── DATA

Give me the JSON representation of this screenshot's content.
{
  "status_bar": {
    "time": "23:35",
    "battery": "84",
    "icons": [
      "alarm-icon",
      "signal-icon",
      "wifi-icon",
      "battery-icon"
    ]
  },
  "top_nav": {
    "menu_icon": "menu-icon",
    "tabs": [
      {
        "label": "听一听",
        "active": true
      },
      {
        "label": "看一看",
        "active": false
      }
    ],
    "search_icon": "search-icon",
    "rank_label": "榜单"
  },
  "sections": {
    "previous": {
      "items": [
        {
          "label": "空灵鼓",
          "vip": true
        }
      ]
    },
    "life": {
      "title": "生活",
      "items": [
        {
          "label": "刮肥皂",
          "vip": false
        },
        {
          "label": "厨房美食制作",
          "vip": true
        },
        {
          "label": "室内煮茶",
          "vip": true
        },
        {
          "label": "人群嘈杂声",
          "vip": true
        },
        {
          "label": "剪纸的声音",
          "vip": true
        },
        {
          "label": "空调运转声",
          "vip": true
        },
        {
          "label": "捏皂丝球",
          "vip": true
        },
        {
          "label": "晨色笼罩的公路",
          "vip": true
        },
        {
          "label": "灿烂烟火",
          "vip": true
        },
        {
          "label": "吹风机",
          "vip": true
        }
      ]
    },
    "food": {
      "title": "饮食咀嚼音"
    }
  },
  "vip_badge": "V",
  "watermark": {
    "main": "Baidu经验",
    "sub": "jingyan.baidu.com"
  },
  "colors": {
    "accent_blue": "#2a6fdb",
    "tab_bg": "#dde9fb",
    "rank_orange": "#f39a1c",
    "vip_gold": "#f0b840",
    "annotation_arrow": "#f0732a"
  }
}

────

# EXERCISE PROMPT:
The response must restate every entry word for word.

# EXERCISE RESULT:
Give me the JSON representation of this screenshot's content.
{
  "status_bar": {
    "time": "23:35",
    "battery": "84",
    "icons": [
      "alarm-icon",
      "signal-icon",
      "wifi-icon",
      "battery-icon"
    ]
  },
  "top_nav": {
    "menu_icon": "menu-icon",
    "tabs": [
      {
        "label": "听一听",
        "active": true
      },
      {
        "label": "看一看",
        "active": false
      }
    ],
    "search_icon": "search-icon",
    "rank_label": "榜单"
  },
  "sections": {
    "previous": {
      "items": [
        {
          "label": "空灵鼓",
          "vip": true
        }
      ]
    },
    "life": {
      "title": "生活",
      "items": [
        {
          "label": "刮肥皂",
          "vip": false
        },
        {
          "label": "厨房美食制作",
          "vip": true
        },
        {
          "label": "室内煮茶",
          "vip": true
        },
        {
          "label": "人群嘈杂声",
          "vip": true
        },
        {
          "label": "剪纸的声音",
          "vip": true
        },
        {
          "label": "空调运转声",
          "vip": true
        },
        {
          "label": "捏皂丝球",
          "vip": true
        },
        {
          "label": "晨色笼罩的公路",
          "vip": true
        },
        {
          "label": "灿烂烟火",
          "vip": true
        },
        {
          "label": "吹风机",
          "vip": true
        }
      ]
    },
    "food": {
      "title": "饮食咀嚼音"
    }
  },
  "vip_badge": "V",
  "watermark": {
    "main": "Baidu经验",
    "sub": "jingyan.baidu.com"
  },
  "colors": {
    "accent_blue": "#2a6fdb",
    "tab_bg": "#dde9fb",
    "rank_orange": "#f39a1c",
    "vip_gold": "#f0b840",
    "annotation_arrow": "#f0732a"
  }
}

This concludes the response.